4. Hearding and moving fish
In long beats where the fish are spread out it can be good practice to heard or move the fish into pods to maximize your chance of a
good catch rate. Fish will move in different ways depending on the species and the time and place. For brown trout sometimes you need to gently push them to the head of their territory. This is not necessarily the head of a run as there can be several heads of territory in one run, depending on on its size and volume of fish in the section of water. In doing so, you will also heighten the aggression levels of the fish and they will attack your flies out of that aggression rather than looking to eat food. Of course the best thing is if you heard the fish you know where they are.

Fishing from wading up one bank will manipulate the fishes behavior differently to wading up the middle. On larger rivers I like to wade up the middle and push the fish into the banks where they feel safe (into protective lies) and they tend less to run down stream behind me where they are no longer in my catch zone if I am fishing up stream. Fishing a smaller river I tend to fish along one bank and push the fish ahead of me and by casting kind of across the stream (lining the fish) will keep the majority in my catch zone, before the head back behind me.

5. Chain reaction within the beat
It is important to be aware of the chain reaction within the beat once you disturb the fish. This will save you time fishing water where the fish have moved from because of ten minutes ago you pushed the fish from there or spooked them when you were fishing 50 yards down river. Be aware when and where you release your caught fish, I tend to release fish behind me. Also wade in and out of the river well behind the area that you are catching in if you have to bring the fish to a controller.

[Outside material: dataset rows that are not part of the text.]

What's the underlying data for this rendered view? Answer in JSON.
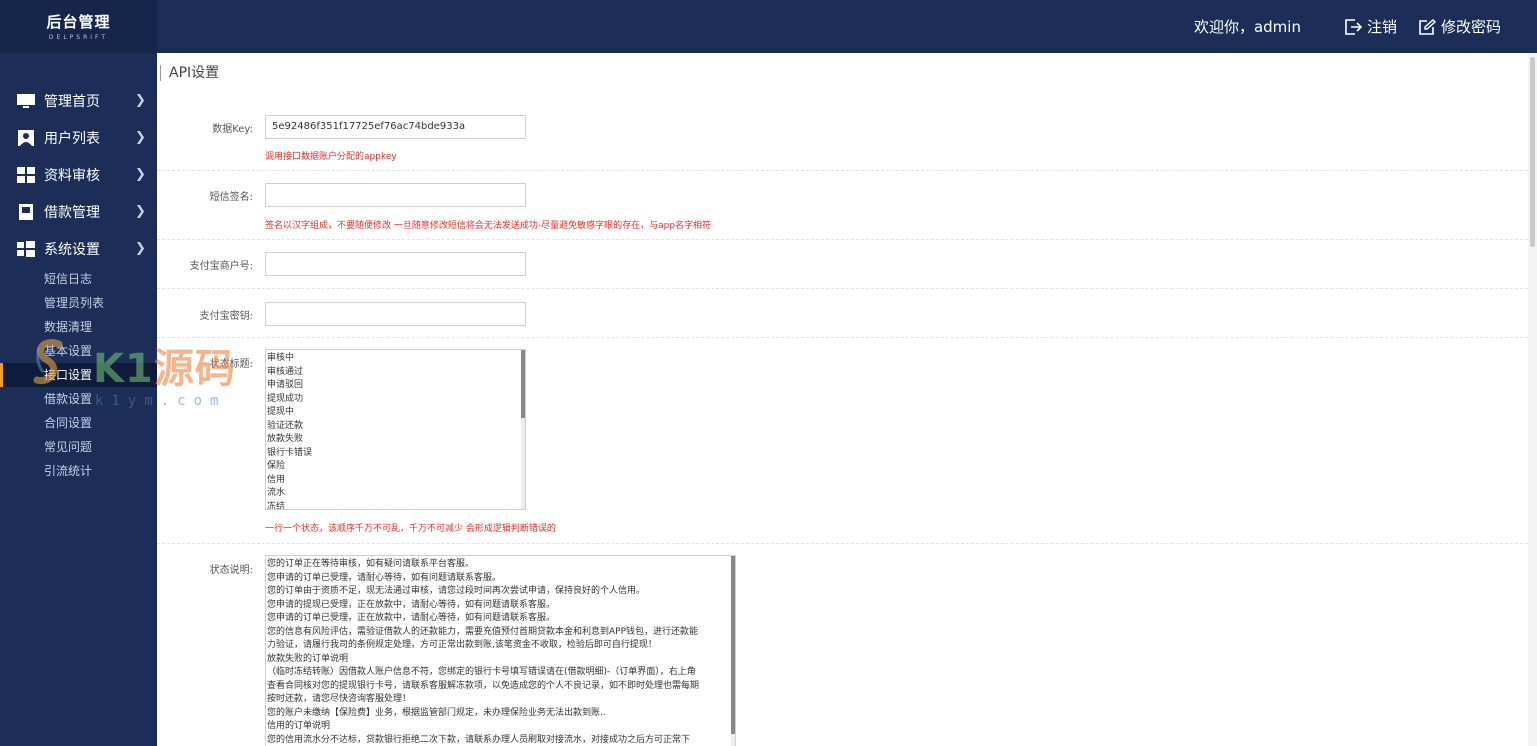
{
  "brand": {
    "title": "后台管理",
    "subtitle": "DELPSRIFT"
  },
  "header": {
    "welcome": "欢迎你，admin",
    "logout_label": "注销",
    "change_password_label": "修改密码"
  },
  "sidebar": {
    "items": [
      {
        "label": "管理首页",
        "icon": "monitor-icon"
      },
      {
        "label": "用户列表",
        "icon": "user-icon"
      },
      {
        "label": "资料审核",
        "icon": "grid-icon"
      },
      {
        "label": "借款管理",
        "icon": "book-icon"
      },
      {
        "label": "系统设置",
        "icon": "windows-icon"
      }
    ],
    "sub_items": [
      {
        "label": "短信日志"
      },
      {
        "label": "管理员列表"
      },
      {
        "label": "数据清理"
      },
      {
        "label": "基本设置"
      },
      {
        "label": "接口设置",
        "active": true
      },
      {
        "label": "借款设置"
      },
      {
        "label": "合同设置"
      },
      {
        "label": "常见问题"
      },
      {
        "label": "引流统计"
      }
    ]
  },
  "main": {
    "title": "API设置",
    "data_key": {
      "label": "数据Key:",
      "value": "5e92486f351f17725ef76ac74bde933a",
      "hint": "调用接口数据账户分配的appkey"
    },
    "sms_sign": {
      "label": "短信签名:",
      "value": "",
      "hint": "签名以汉字组成，不要随便修改 一旦随意修改短信将会无法发送成功-尽量避免敏感字眼的存在，与app名字相符"
    },
    "alipay_merchant": {
      "label": "支付宝商户号:",
      "value": ""
    },
    "alipay_secret": {
      "label": "支付宝密钥:",
      "value": ""
    },
    "status_titles": {
      "label": "状态标题:",
      "lines": [
        "审核中",
        "审核通过",
        "申请驳回",
        "提现成功",
        "提现中",
        "验证还款",
        "放款失败",
        "银行卡错误",
        "保险",
        "信用",
        "流水",
        "冻结"
      ],
      "scroll_fraction": 0.43,
      "hint": "一行一个状态，该顺序千万不可乱，千万不可减少 会形成逻辑判断错误的"
    },
    "status_desc": {
      "label": "状态说明:",
      "lines": [
        "您的订单正在等待审核，如有疑问请联系平台客服。",
        "您申请的订单已受理，请耐心等待，如有问题请联系客服。",
        "您的订单由于资质不足，现无法通过审核，请您过段时间再次尝试申请，保持良好的个人信用。",
        "您申请的提现已受理，正在放款中，请耐心等待，如有问题请联系客服。",
        "您申请的订单已受理，正在放款中，请耐心等待，如有问题请联系客服。",
        "您的信息有风险评估，需验证借款人的还款能力，需要充值预付首期贷款本金和利息到APP钱包，进行还款能",
        "力验证，请履行我司的条例规定处理，方可正常出款到账,该笔资金不收取，检验后即可自行提现！",
        "放款失败的订单说明",
        "（临时冻结转账）因借款人账户信息不符，您绑定的银行卡号填写错误请在(借款明细)-（订单界面），右上角",
        "查看合同核对您的提现银行卡号，请联系客服解冻款项，以免造成您的个人不良记录，如不即时处理也需每期",
        "按时还款，请您尽快咨询客服处理！",
        "您的账户未缴纳【保险费】业务，根据监管部门规定，未办理保险业务无法出款到账..",
        "信用的订单说明",
        "您的信用流水分不达标，贷款银行拒绝二次下款，请联系办理人员刷取对接流水，对接成功之后方可正常下"
      ],
      "scroll_fraction": 0.9
    }
  },
  "watermark": {
    "text_latin": "K1",
    "text_cn": "源码",
    "url": "k1ym.com"
  },
  "colors": {
    "nav_bg": "#1c2e57",
    "hint_red": "#e0312b",
    "accent": "#f0a020"
  }
}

6. Be aware of your surroundings
Getting caught up in trees, rocks ect is a big problem and one that
will never leave an angler. Wading to release your flies from rock and trees is one of the biggest mistakes of beat management. Tie plenty of your best flies so losing a couple will not matter in a session. A lot of anglers will spend some time looking at the water before a session and rightly so, but few will look at the trees and objects they will encounter fishing and casting in that section of river. I will make a mental map of the beat as I study it and I will identify the sections I have to be on my knees to open up a larger casting gap into tight spots. Ill know the spots where there is some weed on the bottom so ill speed up the drag on my nymphs so they stay just off the bottom and not get stuck in the weeds. This is also the same for rocky bottoms. Allowing a dead drift will allow the nymphs to settle between the rocks and get caught up. However, dragging them through a slight bit faster means the nymphs will bounce off the rocks and are less likely to get caught.

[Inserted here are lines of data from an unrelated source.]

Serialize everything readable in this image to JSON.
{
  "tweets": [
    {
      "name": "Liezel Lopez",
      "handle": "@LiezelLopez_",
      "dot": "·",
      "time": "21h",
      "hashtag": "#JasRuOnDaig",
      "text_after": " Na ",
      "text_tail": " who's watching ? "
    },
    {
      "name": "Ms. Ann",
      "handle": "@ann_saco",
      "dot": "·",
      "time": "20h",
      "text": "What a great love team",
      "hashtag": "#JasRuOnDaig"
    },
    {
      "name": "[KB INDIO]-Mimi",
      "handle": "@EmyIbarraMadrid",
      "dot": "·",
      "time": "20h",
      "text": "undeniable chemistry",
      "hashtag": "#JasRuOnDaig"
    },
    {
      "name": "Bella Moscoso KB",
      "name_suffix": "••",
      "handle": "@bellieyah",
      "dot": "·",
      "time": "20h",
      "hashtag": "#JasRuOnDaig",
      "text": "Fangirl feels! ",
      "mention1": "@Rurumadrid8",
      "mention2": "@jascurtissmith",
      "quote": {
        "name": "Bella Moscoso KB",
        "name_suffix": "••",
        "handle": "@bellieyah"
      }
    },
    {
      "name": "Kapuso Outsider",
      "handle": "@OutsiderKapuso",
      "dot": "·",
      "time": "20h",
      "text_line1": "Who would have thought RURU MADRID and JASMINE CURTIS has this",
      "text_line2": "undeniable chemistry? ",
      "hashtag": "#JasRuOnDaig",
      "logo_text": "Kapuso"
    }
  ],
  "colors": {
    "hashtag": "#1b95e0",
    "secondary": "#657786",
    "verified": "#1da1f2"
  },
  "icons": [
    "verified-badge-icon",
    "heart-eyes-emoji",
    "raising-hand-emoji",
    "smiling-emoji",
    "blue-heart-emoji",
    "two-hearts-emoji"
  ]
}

When you have your hat down around you eyes and you are
focusing on you fishing, if you are not aware of your surroundings you will spend a lot of time in the bushes and trees when casting. This will result in you breaking your concentration, disturbing the beat, getting in tangles and loosing nymphs.

It is the lack of focus on these details that cost most anglers from maximizing there catch in a beat and with some time spent on these aspects and errors of the anglers will increase good beat management and more time for your flies to catch fish.
Three most important three words I have learned for good effective fly fishing is DETAILS, SIMPLE, DETAILS

I hope some of this will be useful to you, and there is some points that you will consider focusing on this coming season. Its a bit of a whistle stop to effectively fly fishing a beat, and if you have any questions or queries on any aspects of this post please feel free to contact me.

Thanks for reading my blog. If you have any questions please feel free to give me a shout on my contact details and if you are interested in Dohiku hooks, top quality tungsten beads, or Syndicate competition Fly Rods and much more, drop me a line or check them out on my website, Just click on one of the links to the right.